#### [Aim of the exercise]
Every line below that mentions the word "写作故事" should be copied out.

BEGIN Given entries

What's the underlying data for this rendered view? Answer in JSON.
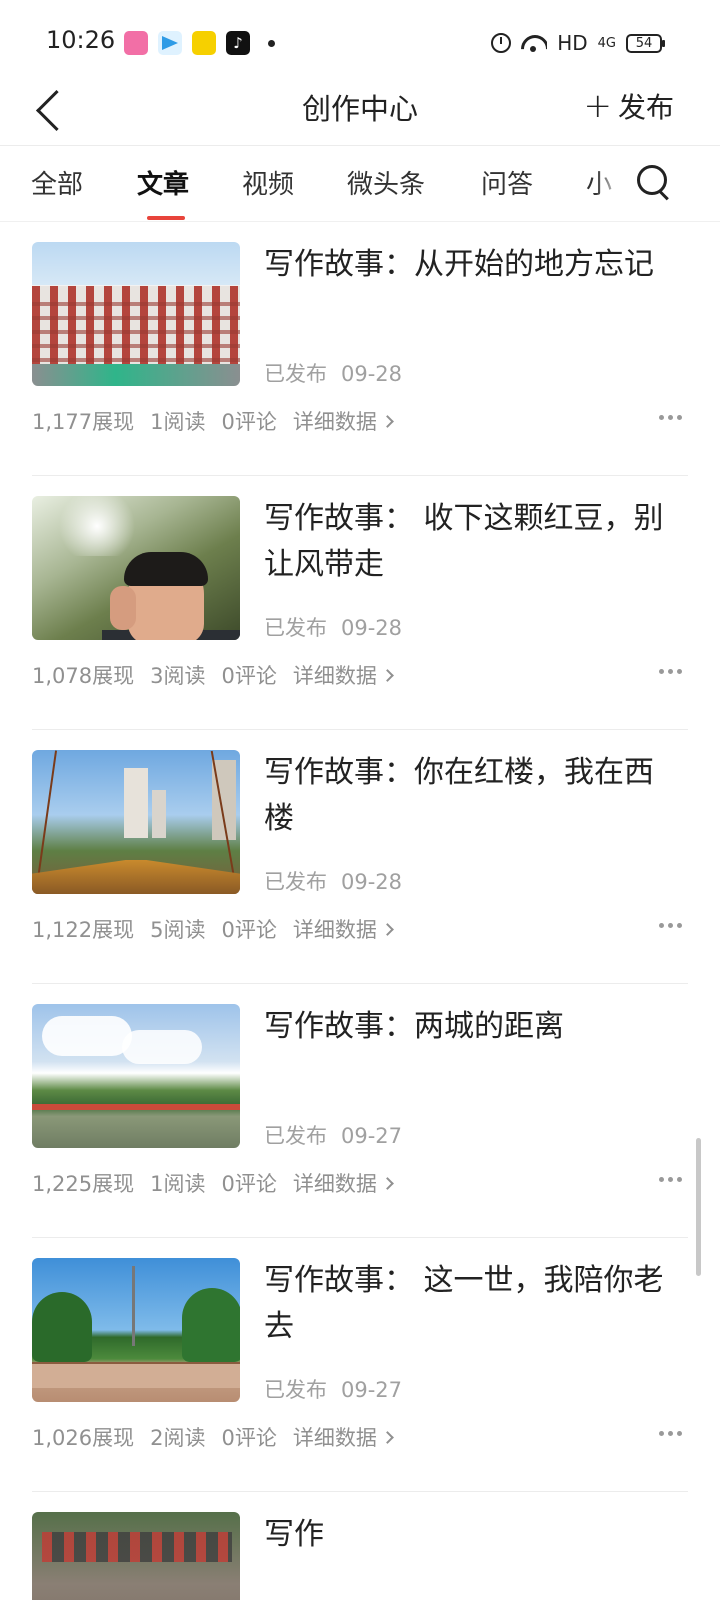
{
  "status_bar": {
    "time": "10:26",
    "hd_label": "HD",
    "signal_label": "4G",
    "battery": "54",
    "app_icons": [
      "bilibili-icon",
      "paper-plane-icon",
      "toutiao-icon",
      "tiktok-icon"
    ]
  },
  "nav": {
    "title": "创作中心",
    "publish_label": "发布"
  },
  "tabs": [
    {
      "label": "全部",
      "active": false
    },
    {
      "label": "文章",
      "active": true
    },
    {
      "label": "视频",
      "active": false
    },
    {
      "label": "微头条",
      "active": false
    },
    {
      "label": "问答",
      "active": false
    },
    {
      "label": "小",
      "active": false
    }
  ],
  "articles": [
    {
      "title": "写作故事：从开始的地方忘记",
      "status": "已发布",
      "date": "09-28",
      "views": "1,177展现",
      "reads": "1阅读",
      "comments": "0评论",
      "detail": "详细数据"
    },
    {
      "title": "写作故事： 收下这颗红豆，别让风带走",
      "status": "已发布",
      "date": "09-28",
      "views": "1,078展现",
      "reads": "3阅读",
      "comments": "0评论",
      "detail": "详细数据"
    },
    {
      "title": "写作故事：你在红楼，我在西楼",
      "status": "已发布",
      "date": "09-28",
      "views": "1,122展现",
      "reads": "5阅读",
      "comments": "0评论",
      "detail": "详细数据"
    },
    {
      "title": "写作故事：两城的距离",
      "status": "已发布",
      "date": "09-27",
      "views": "1,225展现",
      "reads": "1阅读",
      "comments": "0评论",
      "detail": "详细数据"
    },
    {
      "title": "写作故事： 这一世，我陪你老去",
      "status": "已发布",
      "date": "09-27",
      "views": "1,026展现",
      "reads": "2阅读",
      "comments": "0评论",
      "detail": "详细数据"
    },
    {
      "title": "写作"
    }
  ],
  "colors": {
    "accent": "#e8443b",
    "meta_text": "#909090"
  }
}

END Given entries

#### [Answer to the problem]
      "title": "写作故事：从开始的地方忘记",
      "title": "写作故事： 收下这颗红豆，别让风带走",
      "title": "写作故事：你在红楼，我在西楼",
      "title": "写作故事：两城的距离",
      "title": "写作故事： 这一世，我陪你老去",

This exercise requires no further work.